## Work to be completed:
Each line that contains the word "people" counts once; give the total for the records below and nothing else.

═════ Exercise material

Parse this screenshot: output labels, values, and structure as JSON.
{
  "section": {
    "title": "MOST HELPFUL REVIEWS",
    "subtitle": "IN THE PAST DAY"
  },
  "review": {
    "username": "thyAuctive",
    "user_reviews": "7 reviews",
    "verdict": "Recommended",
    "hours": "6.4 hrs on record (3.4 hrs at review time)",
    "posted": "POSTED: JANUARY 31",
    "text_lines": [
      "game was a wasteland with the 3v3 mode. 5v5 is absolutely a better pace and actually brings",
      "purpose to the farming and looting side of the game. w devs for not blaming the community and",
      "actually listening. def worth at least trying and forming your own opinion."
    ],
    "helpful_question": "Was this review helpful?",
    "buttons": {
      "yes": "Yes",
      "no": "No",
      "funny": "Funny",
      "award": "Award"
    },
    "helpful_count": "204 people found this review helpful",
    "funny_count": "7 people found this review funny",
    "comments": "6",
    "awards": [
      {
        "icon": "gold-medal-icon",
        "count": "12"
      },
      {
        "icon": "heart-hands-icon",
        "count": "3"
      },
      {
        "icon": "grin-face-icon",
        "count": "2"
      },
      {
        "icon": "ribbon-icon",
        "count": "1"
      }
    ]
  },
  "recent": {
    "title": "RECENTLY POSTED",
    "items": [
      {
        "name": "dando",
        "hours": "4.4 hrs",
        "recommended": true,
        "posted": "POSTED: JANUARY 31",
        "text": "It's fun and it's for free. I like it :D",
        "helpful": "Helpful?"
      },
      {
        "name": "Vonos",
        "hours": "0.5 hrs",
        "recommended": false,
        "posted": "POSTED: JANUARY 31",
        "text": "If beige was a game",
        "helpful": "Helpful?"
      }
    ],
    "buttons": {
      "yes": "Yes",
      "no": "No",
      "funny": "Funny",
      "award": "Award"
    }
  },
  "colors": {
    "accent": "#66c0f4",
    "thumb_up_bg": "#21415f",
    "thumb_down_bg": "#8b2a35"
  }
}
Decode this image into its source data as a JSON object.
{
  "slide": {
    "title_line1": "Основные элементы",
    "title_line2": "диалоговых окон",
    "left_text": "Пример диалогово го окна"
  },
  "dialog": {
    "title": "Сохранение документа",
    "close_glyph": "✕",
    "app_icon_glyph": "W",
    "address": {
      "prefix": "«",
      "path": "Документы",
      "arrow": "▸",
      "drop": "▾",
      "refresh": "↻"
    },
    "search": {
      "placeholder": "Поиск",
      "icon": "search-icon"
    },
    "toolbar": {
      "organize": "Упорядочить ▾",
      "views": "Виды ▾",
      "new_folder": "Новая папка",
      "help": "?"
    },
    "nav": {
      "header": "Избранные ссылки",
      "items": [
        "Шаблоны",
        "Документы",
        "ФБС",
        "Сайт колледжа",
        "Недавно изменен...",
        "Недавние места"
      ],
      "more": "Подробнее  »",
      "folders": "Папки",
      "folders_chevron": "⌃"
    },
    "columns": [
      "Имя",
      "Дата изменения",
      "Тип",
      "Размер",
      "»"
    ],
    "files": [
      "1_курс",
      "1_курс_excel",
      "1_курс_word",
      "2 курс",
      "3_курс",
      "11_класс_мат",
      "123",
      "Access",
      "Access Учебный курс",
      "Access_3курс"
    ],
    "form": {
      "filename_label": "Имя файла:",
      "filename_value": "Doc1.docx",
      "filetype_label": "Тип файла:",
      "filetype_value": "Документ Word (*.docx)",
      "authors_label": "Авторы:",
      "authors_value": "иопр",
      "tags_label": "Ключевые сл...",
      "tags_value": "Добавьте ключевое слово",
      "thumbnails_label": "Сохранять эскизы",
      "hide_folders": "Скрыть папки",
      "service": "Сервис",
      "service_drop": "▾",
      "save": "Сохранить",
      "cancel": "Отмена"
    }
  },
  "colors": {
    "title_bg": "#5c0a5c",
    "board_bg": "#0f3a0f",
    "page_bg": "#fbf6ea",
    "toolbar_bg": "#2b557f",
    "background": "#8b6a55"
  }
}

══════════

## Task solution:
2